The Defense Credit Union Council specializes in understanding and communicating defense related issues for all credit unions in the United States. Because virtually every credit union in our country has at least one military-connected or veteran member in their field of membership, it is important to understand this important and ever-growing segment of our society. Knowing what to say, when to say it, and how to say it matters, especially since there are many military/veteran events each month. Here is an example:
April is special because it is the Month of the Military Child. This year’s theme, “Military Children and Youth: A Resilient Force in a Changing World” is very appropriate given all that has happened over the last year—not just for military children, but for all children. Yet, military children struggle with additional burdens. Apart from dealing with their parent’s deployment(s), many are far away from extended families, start all over in a new school every year and must make new friends and find new sources for extra-curricular activities.
COVID-19 restrictions make it even worse! Yet, military children demonstrate a remarkable resilience to our changing world. I see this in my own children. In fact, at the time the picture with my daughter was taken, we had just moved to Washington, DC in February 2001, where I started working “regular” 12-hour days/6.5 days per week at the Pentagon. Plus, we were expecting the arrival of our second daughter.
I still get emotional looking at this picture because it was one of the few times I was home—in this case so I could see my daughter’s new Easter dress. Yet, these were the “less stressful” days as this picture was taken prior to many events following September 11, 2001. I cannot count how many soccer games, Girl Scout events, and school functions I missed over the next two years in addition to helping my wife with a new baby. The stress was off the charts and I know my daughter sensed it even at her young age.

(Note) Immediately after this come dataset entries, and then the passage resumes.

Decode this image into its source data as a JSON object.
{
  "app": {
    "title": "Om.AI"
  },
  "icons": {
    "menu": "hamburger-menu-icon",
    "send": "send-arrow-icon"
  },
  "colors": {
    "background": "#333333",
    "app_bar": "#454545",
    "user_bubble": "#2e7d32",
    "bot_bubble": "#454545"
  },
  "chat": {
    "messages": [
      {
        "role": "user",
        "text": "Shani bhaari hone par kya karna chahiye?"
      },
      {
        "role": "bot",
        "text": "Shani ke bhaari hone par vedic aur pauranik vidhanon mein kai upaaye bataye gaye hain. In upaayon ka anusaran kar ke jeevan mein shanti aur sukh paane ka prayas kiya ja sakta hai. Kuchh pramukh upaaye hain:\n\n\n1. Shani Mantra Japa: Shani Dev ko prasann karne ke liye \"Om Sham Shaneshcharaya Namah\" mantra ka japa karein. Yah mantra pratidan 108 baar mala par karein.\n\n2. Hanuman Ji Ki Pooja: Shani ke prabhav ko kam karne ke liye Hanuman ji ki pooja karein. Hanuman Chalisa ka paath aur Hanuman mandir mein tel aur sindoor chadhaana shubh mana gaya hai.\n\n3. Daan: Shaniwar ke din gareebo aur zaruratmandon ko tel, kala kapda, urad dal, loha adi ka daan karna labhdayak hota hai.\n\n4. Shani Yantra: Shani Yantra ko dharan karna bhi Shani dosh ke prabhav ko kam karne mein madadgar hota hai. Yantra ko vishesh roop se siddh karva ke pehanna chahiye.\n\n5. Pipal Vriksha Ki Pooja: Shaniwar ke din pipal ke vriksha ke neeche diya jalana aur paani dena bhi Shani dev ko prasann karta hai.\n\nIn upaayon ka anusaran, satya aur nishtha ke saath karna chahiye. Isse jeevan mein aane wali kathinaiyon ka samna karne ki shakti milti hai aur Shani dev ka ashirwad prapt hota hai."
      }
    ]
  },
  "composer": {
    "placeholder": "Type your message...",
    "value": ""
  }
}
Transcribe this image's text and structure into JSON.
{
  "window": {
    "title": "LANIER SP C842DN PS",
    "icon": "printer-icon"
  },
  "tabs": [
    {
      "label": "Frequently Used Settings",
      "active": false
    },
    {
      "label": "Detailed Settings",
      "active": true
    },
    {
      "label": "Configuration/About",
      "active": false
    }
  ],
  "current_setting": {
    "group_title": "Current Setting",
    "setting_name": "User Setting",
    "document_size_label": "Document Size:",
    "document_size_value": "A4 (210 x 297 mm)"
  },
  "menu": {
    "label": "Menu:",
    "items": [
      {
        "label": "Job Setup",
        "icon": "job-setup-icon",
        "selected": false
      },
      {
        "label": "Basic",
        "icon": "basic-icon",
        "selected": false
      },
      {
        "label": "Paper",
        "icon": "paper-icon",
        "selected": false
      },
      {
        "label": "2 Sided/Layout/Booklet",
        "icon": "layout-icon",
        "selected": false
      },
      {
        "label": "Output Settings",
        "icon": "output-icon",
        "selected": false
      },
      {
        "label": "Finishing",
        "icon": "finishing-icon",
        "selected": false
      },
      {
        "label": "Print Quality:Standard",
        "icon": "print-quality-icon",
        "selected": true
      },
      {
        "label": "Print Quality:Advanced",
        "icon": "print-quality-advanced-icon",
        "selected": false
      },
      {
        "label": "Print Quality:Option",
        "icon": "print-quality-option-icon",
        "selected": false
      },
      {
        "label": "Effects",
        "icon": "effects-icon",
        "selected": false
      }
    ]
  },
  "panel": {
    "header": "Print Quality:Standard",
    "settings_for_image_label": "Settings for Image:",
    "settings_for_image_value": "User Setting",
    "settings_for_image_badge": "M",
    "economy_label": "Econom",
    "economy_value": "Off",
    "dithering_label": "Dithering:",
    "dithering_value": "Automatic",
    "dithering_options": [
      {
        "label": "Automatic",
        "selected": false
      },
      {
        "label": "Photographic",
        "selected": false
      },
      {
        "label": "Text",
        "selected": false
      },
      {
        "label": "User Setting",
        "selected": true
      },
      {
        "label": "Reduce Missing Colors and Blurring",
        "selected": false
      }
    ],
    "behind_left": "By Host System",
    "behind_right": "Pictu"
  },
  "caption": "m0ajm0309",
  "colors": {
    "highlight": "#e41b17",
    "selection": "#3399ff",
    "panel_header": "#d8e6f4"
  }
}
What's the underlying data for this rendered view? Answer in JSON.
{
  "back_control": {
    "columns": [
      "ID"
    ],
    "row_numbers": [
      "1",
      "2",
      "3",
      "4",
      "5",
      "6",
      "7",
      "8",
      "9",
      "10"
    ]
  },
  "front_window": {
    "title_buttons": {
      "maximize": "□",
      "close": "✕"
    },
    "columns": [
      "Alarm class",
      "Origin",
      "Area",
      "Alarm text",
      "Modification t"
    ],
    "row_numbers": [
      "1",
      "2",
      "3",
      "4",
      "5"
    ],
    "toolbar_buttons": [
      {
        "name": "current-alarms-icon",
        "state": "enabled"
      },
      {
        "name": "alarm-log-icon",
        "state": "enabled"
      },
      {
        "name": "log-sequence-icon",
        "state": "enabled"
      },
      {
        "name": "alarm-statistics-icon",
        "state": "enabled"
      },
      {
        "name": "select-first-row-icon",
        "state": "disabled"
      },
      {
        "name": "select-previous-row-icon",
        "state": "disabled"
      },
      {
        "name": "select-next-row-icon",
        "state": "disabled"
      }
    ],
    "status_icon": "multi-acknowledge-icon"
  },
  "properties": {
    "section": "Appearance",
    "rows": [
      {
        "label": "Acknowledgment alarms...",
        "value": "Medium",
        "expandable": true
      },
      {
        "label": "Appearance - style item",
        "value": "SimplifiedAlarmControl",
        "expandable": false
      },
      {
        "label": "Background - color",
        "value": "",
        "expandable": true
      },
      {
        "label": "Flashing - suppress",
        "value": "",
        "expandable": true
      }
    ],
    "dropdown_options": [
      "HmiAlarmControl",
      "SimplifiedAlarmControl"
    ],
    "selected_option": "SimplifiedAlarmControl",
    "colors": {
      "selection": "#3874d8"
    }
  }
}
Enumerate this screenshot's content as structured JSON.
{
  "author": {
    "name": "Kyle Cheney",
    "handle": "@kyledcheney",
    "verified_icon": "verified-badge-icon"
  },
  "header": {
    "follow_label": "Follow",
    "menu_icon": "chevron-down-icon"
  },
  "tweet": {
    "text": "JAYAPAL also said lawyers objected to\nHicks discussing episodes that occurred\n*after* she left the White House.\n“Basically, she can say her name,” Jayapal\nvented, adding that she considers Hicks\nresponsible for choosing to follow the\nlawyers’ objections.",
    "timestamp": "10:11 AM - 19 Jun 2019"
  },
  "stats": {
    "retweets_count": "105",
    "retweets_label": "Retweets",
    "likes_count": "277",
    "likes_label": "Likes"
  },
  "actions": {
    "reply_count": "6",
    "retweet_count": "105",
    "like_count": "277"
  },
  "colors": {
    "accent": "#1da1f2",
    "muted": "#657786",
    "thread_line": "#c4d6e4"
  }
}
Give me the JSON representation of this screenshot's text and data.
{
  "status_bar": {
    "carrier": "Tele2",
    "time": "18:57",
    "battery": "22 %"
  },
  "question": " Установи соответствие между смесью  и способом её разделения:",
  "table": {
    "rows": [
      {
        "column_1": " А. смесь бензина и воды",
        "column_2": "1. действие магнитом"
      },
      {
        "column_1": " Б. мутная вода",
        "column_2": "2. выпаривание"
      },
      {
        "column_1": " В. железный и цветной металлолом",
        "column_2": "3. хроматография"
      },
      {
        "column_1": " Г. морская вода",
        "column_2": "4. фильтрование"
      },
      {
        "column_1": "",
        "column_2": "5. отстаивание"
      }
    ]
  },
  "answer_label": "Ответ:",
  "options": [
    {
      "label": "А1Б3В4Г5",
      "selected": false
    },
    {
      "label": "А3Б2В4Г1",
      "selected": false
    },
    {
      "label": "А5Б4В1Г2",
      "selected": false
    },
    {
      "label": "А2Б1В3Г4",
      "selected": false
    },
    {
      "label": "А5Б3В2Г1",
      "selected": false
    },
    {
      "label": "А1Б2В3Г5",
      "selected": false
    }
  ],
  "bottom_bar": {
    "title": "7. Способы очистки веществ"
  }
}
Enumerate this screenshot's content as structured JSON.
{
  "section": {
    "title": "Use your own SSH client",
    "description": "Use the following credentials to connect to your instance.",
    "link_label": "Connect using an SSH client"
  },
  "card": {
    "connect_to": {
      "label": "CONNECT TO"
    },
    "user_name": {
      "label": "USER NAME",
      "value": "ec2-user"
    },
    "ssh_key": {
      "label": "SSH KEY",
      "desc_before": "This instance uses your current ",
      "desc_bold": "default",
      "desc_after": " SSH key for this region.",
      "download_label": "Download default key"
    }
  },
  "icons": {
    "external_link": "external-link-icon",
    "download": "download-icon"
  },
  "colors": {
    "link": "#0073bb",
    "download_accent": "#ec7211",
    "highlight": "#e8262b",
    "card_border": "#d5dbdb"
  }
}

Again, the point is that our daughters grew up in an uncertain world and had to learn how to cope with sudden change in order to deal with life’s challenges. I believe this is why they are both able to adapt and thrive during the current pandemic. All the credit goes to my wife who shouldered the burden of raising our girls to be the strong, resilient women they are today. In fact, I see my oldest daughter duplicating her mother’s methods in raising our new granddaughter. This is how strong societies endure! It is also why Month of the Military Child is important.
Since April is also National Credit Union Youth Month, I can also add that both of our daughters learned to become excellent savers. Both girls literally saved every penny, nickel, dime and quarter they found as young girls. Since my wife and I became members of each defense credit union where we were stationed, our daughters were able to take their unwrapped change, have it counted (usually between $50 and $80), and deposited into their own savings account. The lessons they began learning about saving as children, continued as they got their first jobs and paychecks, diligently putting away at least half of their earnings. Now as young adults, I am proud to see them taking the lessons they learned as children to prepare for their futures.
Focusing on our youth and teaching our kids to save works!
Think how your credit union can make the difference. How does your credit union help spouses and families when the military member is deployed? Are there new ways to support these members? Do you sponsor activities like student-to-student groups to help military-connected students make friends or sponsor team sports, music groups, or other youth activities to make room for incoming military kids?
You do not have to be a defense credit union to do these things. DCUC can help you with ideas geared toward military families! Plus, if these ideas work for military children and spouses, they will work for all children and spouses. Contact DCUC for more details.
Looking to the future, I cannot wait for my new granddaughter to be old enough to start the same fun activities my daughters enjoyed in learning to save. Now that I have better balance and perspective, I have more time to help raise the next generation. I am excited about the future. I hope you are too!